◆ Problem to work on ◆
Take each line of the material that includes "Ftpd" and copy it.

■ ■ ■ ■

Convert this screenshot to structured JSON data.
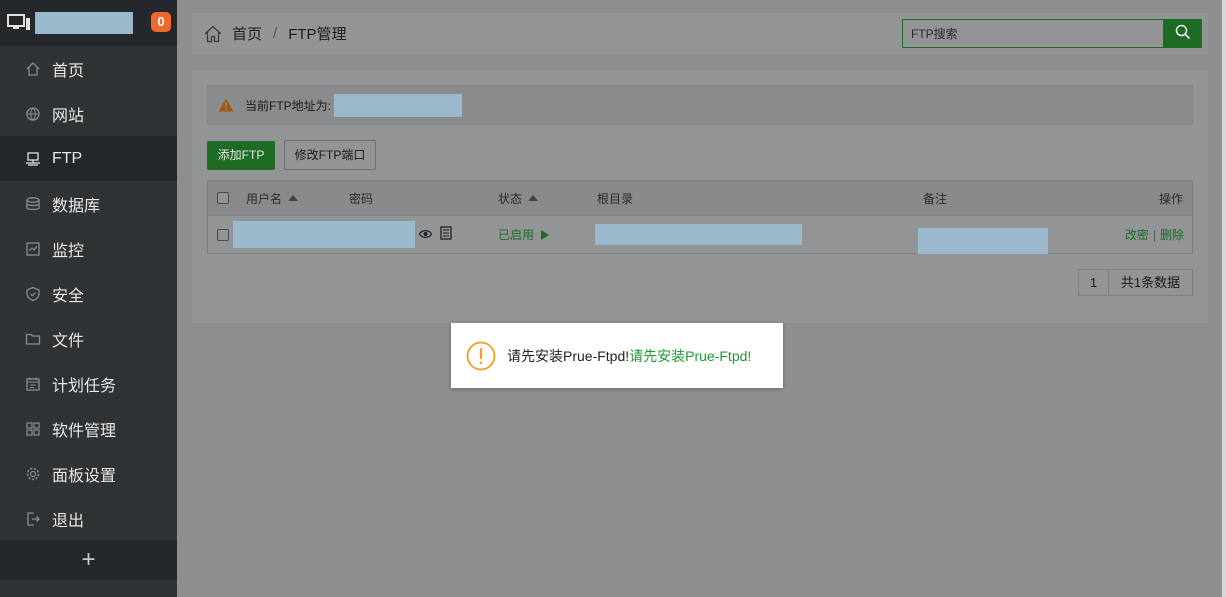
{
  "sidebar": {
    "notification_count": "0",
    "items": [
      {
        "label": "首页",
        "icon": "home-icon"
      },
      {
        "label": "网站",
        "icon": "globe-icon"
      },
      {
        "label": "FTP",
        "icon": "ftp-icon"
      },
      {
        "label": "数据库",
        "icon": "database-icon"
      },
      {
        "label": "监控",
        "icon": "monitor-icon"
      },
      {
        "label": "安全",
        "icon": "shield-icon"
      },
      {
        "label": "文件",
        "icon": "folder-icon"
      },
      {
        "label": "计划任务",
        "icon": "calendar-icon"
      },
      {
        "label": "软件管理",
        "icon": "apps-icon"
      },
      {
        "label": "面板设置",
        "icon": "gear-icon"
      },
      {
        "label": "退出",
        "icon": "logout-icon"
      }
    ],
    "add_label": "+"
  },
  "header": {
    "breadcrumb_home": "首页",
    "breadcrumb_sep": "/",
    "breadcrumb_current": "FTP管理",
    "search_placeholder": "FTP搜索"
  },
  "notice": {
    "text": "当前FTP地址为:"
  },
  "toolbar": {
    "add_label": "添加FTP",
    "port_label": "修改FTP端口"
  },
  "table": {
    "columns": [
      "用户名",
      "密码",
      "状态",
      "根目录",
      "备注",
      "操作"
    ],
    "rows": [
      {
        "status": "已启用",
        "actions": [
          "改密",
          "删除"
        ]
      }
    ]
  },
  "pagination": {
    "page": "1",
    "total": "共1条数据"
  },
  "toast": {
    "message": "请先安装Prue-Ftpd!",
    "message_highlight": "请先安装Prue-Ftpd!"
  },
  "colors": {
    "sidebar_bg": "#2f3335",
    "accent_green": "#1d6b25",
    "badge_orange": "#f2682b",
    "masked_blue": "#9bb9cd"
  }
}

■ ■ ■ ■

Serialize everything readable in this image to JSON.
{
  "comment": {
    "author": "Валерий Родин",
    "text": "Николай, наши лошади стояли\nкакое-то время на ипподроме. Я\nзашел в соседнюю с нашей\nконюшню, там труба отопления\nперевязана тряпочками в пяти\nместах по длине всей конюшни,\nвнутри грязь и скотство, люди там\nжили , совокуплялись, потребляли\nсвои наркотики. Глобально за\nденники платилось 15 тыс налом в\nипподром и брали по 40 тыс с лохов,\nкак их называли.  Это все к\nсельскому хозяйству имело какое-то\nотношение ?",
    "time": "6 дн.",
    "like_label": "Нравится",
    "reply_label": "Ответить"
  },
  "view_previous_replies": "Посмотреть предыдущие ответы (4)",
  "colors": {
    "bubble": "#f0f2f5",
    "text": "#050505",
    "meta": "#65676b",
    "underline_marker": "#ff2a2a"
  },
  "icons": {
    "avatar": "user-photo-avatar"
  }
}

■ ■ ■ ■

◆ Task response ◆
    "message": "请先安装Prue-Ftpd!",
    "message_highlight": "请先安装Prue-Ftpd!"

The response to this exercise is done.